"The Saradha scam -- the biggest such scandal to hit the state -- came to light in April last year when the company closed shop across Bengal, unable to pay back depositors, many of whom were from poorer sections of society."
New Delhi/Kolkata, April 26 - The Congress and West Bengal's ruling Trinamool Congress Saturday engaged in a bitter spat over the Saradha scam, accusing each other's leaders of involvement in the state's biggest scam.
Finance Minister P. Chidambaram Saturday joined the attack against Chief Minister Mamata Banerjee on the multicrore rupee Saradha chit fund scandal, questioning why she was taking the side of those charged with wrongdoing.
Chidambaram's comments coincided with Congress national spokesperson Abhishek Manu Singhvi lambasting the West Bengal regime and Banerjee for hiding facts and desperately trying to protect tainted Trinamool members and leaders by vehemently opposing a Central Bureau of Investigation probe.
The Trinamool hit back by alleging that leading lights of the Communist Party of India-Marxist and Congress itself were involved in the scam which has been hogging the limelight in the ongoing Lok Sabha poll campaign in the eastern state after the central agency Enforcement Directorate recently arrested the wife and son of purported Saradha scam kingpin Sudipta Sen.
Addressing the media in New Delhi, Chidambaram countered Banerjee's demand that his wife Nalini Chidambaram should be arrested as her name figured in a letter written to the CBI by Sen before his arrest last April.
The chief minister of course is free to make allegation. But why is the chief minister so concerned about people, rightly or wrongly I don't know, charged with wrongdoing? The chief minister should be concerned with the victims of the wrongdoing.

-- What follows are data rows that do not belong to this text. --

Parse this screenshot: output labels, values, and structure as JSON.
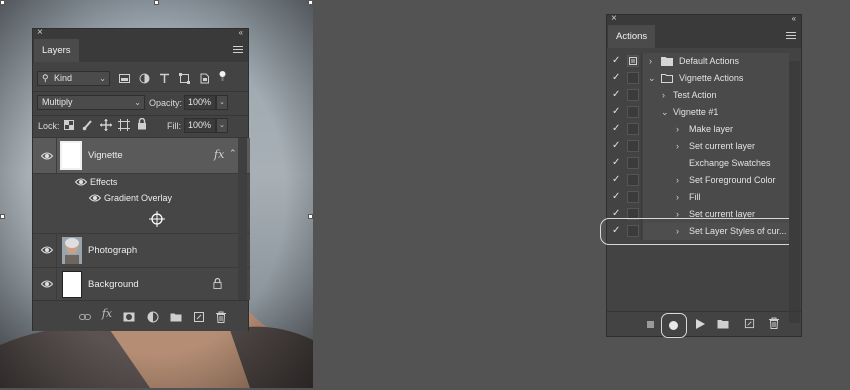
{
  "layers_panel": {
    "tab": "Layers",
    "filter_kind": "Kind",
    "blend_mode": "Multiply",
    "opacity_label": "Opacity:",
    "opacity_value": "100%",
    "lock_label": "Lock:",
    "fill_label": "Fill:",
    "fill_value": "100%",
    "layers": [
      {
        "name": "Vignette",
        "fx": "fx",
        "effects_label": "Effects",
        "effect": "Gradient Overlay"
      },
      {
        "name": "Photograph"
      },
      {
        "name": "Background"
      }
    ]
  },
  "actions_panel": {
    "tab": "Actions",
    "items": [
      {
        "label": "Default Actions"
      },
      {
        "label": "Vignette Actions"
      },
      {
        "label": "Test Action"
      },
      {
        "label": "Vignette #1"
      },
      {
        "label": "Make layer"
      },
      {
        "label": "Set current layer"
      },
      {
        "label": "Exchange Swatches"
      },
      {
        "label": "Set Foreground Color"
      },
      {
        "label": "Fill"
      },
      {
        "label": "Set current layer"
      },
      {
        "label": "Set Layer Styles of cur..."
      }
    ]
  },
  "colors": {
    "workspace": "#535353",
    "panel": "#434343",
    "highlight_ring": "#d8d8d8"
  }
}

Defending his wife, Chidambaram said she appeared as a professional advising a woman who was exploring some industrial opportunities with Mr Sen.
He said while her remuneration was paid by a cheque, the issue was clarified nine months ago.
On Banerjee's allegation that he had instructed the ED to step up the probe ahead of the polls, the minister said he did not monitor individual cases.
I don't monitor or give direction to any individual cases. And this particular case happens to be a case where the Calcutta High Court has passed an order, and there is some petition pending in the Supreme Court.
In Kolkata, Singhvi went all guns blazing.
In the Supreme Court, the most vehement opposition to any part of the inquiry being conducted by the CBI is coming from the state government, he told media persons.
Why is the state government so keen to hide things for a scam of this proportion? Why are they not prepared to leave criminality to an agency like the CBI? he asked.
There are MPs from the Trinamool, contesting candidates, political leaders from the state...all are involved.
Taking a dig at Banerjee's claim of personal honesty and maintaining an austere lifestyle, he said: What is the use of talking about simplicity, cleanliness, when you don't have the moral and political courage to act against your own people, who have defrauded the poor people of the state about whom you shed crocodile tears every day?
The Trinamool responded to the twin attacks by iterating it did not trust the CBI, calling it the Congress Bureau of investigation.
In a joint statement, Trinamool national spokespersons Derek O`Brien and Amit Mitra said the state government arrested Sen and appointed a judicial commission that has already compensated four lakh investors.
In contrast the legislation sent by the Mamata Banerjee regime to the central government for presidential assent on the chit fund issue was still pending in Delhi.
BJP president Nitin Gadkari told the media in Kolkata that Banerjee should agree to a CBI probe into the scam to uphold her government's image as all other states affected by the scandal has consented to it.
The Saradha scam -- the biggest such scandal to hit the state -- came to light in April last year when the company closed shop across Bengal, unable to pay back depositors, many of whom were from poorer sections of society.
As the company went bust, many agents and investors committed suicide, and protests took place across the state.